We had a but of a storm on our last night in Agnes Water, the lightning illuminating the whole bay. And with that the rain across Queensland set in.

Our House Frog

Froggy This little chappy provided us with literally hours of evening entertainment.

He'd pop out onto the deck at around 8 o'clock and hang around.

There were these stupid creatures, later identifed as cicadas. They were kind of beetly flies that we about as big as this chap was (around four inches long maybe).

They'd fly onto our balcony, attracted by the light, or by some kind of deathwish, and land in front of this guy.

He'd sort of sit there for a while, umming and ahhing about it, before deciding... OK.... then leaping into action, jumping on the cicada and swallowing it whole with just the wings poking out of its mouth, doing a strange contortion to ingest the beasty, then returning to his gently consideration of the world for a few minutes until another of these idiots landed in front of him.

After he'd eaten a couple this cicada landed in front of him but he just wasn't interested. After a while the cicada got desperate, took off and landed on this back. It crawled onto his head, whereupon he took some sort of umbrage and swatted it away,

We found a monster poo in the morning. Cicada-sized, in fact.

Lady Musgrave Island

Pass the Sickbag Our one adventure was to take a boat over to the Great Barrier Reef to see... it.

The boat trip was quite long, of the order of 90 minutes or so, and Eloise did barf, allowing us to try out their nifty sickbags. Interestingly all the barfers were young girl-children. Maybe that's not actually interesting though.

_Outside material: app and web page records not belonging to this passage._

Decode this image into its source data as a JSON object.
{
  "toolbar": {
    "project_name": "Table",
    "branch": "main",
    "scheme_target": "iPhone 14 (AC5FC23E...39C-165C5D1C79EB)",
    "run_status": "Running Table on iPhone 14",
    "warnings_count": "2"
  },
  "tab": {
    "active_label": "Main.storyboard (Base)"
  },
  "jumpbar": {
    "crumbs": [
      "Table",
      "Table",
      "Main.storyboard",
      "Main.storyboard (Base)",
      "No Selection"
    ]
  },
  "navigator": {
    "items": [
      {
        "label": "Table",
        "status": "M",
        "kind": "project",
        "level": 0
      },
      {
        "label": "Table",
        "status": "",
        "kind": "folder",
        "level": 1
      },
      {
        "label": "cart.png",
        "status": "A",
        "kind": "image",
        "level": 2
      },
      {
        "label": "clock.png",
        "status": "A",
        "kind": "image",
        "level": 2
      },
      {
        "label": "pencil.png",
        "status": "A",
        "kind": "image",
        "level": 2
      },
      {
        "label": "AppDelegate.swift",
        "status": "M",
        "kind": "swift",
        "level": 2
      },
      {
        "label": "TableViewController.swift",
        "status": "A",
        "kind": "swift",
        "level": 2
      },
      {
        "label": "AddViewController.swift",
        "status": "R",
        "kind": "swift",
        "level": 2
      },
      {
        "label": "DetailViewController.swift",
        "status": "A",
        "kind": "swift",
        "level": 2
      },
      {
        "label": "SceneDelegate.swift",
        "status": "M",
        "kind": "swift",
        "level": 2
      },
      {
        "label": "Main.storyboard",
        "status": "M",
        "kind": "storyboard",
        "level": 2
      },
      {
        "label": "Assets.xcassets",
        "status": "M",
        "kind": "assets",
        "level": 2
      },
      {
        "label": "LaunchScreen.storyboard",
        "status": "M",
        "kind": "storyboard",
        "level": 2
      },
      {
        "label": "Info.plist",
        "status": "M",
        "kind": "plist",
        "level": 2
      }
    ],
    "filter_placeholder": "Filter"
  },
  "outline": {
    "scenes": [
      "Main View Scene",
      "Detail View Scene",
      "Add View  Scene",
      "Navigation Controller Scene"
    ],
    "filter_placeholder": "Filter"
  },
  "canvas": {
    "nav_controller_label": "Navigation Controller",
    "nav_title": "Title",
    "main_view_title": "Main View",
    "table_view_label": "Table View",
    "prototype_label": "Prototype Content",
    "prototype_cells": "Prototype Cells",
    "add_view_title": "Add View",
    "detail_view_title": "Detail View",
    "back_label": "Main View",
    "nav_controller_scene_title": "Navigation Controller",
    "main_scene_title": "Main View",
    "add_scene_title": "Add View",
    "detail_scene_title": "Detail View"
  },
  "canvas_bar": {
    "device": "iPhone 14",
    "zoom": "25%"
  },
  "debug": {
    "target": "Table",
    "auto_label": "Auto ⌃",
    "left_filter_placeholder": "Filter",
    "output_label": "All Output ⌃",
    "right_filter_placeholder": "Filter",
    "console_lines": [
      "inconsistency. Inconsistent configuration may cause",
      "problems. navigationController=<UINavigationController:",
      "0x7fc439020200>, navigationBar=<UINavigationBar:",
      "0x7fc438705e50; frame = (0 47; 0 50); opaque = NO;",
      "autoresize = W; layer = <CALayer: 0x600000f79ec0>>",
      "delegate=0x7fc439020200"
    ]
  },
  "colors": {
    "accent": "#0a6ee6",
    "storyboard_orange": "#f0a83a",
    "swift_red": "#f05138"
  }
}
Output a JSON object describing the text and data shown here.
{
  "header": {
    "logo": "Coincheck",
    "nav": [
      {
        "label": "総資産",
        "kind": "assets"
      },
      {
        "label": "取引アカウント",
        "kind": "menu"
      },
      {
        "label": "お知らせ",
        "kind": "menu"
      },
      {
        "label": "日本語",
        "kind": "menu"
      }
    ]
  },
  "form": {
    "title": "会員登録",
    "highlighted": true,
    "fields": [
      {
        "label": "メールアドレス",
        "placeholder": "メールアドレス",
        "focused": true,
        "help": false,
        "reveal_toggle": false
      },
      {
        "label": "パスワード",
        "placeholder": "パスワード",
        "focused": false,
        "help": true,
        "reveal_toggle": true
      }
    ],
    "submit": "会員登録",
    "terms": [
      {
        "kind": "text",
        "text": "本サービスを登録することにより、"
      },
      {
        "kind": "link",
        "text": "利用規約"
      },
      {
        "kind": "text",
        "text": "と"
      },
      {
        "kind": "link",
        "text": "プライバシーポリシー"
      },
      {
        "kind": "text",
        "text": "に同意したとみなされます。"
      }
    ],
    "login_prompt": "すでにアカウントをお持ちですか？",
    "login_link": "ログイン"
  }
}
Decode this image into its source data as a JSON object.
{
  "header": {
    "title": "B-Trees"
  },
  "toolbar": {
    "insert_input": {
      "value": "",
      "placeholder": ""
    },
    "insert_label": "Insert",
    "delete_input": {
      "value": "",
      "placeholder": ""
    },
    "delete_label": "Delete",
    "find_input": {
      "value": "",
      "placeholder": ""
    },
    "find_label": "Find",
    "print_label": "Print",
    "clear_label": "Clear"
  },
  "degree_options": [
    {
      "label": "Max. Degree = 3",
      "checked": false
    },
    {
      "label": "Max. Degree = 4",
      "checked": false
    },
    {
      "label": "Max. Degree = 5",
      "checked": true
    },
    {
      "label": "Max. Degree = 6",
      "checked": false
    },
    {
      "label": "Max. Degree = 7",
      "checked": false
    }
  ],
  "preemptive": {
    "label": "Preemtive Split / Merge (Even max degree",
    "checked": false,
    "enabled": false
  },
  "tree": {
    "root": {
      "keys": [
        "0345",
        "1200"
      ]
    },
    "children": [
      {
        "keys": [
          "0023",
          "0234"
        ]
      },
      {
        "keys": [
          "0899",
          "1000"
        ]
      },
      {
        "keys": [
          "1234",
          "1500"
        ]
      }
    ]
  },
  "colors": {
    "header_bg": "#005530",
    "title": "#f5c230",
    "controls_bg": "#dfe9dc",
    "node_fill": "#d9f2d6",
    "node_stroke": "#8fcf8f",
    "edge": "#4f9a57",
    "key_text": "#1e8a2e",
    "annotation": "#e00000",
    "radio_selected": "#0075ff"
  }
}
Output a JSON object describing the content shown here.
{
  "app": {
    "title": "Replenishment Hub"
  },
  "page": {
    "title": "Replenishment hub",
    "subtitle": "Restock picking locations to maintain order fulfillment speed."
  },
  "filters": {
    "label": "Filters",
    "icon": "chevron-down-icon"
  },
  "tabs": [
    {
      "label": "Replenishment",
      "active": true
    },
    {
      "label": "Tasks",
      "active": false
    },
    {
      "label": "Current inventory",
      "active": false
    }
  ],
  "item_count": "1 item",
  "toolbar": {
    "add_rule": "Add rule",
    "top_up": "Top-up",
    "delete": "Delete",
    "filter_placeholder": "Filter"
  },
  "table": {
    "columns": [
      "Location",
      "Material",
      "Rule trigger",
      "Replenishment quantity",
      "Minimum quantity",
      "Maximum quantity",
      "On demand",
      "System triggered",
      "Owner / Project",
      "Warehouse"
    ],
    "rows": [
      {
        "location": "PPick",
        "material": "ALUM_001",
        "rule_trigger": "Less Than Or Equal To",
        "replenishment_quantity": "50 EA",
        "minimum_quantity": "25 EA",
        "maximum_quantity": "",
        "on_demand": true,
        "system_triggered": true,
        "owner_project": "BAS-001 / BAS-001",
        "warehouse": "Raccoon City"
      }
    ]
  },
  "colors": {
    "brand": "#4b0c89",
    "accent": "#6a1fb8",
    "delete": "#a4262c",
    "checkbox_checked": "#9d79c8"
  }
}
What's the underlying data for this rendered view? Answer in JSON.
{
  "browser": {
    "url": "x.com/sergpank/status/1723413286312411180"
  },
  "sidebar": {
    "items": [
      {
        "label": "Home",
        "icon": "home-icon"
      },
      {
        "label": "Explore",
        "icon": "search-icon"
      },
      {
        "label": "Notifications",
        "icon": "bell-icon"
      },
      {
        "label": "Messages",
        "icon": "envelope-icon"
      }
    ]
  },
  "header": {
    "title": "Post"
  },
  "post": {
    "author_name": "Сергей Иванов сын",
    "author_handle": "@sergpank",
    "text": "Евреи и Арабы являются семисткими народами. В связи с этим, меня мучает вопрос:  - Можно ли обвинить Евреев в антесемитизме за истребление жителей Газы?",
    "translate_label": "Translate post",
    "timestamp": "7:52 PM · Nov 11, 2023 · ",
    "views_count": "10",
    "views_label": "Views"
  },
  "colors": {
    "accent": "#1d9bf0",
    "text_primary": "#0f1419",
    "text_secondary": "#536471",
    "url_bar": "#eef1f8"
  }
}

Anyhow we arrived after a while to find a beautifully azure lagoon in the middle of the ocean, a circle of smooth water a couple of miles wide with a little island on one side, walled by coral coming almost up to the surface of the water.

The boat found a little channel through the wall and soon we were toddling over the smooth water which was something of a relief for those with no sea-legs.

The boat docked at a pontoon and in no time we were snorkelling and looking at all the little fishies and the corals and all that. Which was rather nice. Eloise after initial terror overcame her fears and was delighted by the spectacularly colourful wildlife and by the very act of snorkelling. Anne, after initial terror, remained reasonably terrified and was unable sufficiently engage her faculties to see anything. However she did manage to get out there, which was an achievement.

Later in the day Nicole and I sent scuba diving, even though it's been years and years and we didn't really have a clue what we were doing. However the dive wasn't deep and we got on fine. Actually it was really good fun. I'd forgotten how heavy those tanks are though.

Agnes Water

Agnes Water We were up pretty early the next day and off with the larks as there had been no rain in the night and hopes were high that we would get through.

An indeed the previously flooded crossing was as dry as a bell and as clean as a bone and through we cruised and up to Agnes Water to find our house complete with swimming pool which we were soon in.

And so began a few days of swimming in the pool, walking on the beach, swimming in the sea, and eating squanderous amounts of food.

And frog watching.

Miriam Vale

Miriam Vale Motel We were stuck in Miriam Vale for another day and night, punctuated by a trip up to Gladstone to a nice beach where we went for a walk.

We took a trip up the road in the morning of the first day to find the road still flooded, though much less than previously, and 4 wheel drives were getting through. But the road was still but further up.

With accommodation all taken in "The Vale" a lot of people were just camping out on the road by the flood and having barbies and so on whilst the water receded.

Later on we went up again to find the first flood had gone leaving no trace whatsoever. We drove hopefully up the road but our hopes were shattered several km later when we found the proverbial second flood was still 80cm over the road and though the heavy people were getting through we stood no chance.

There were those who were talking about more rain to come so we were on the edges of the seats we weren't sitting on as we slept, listening for the rain and hoping that we'd get through the next day.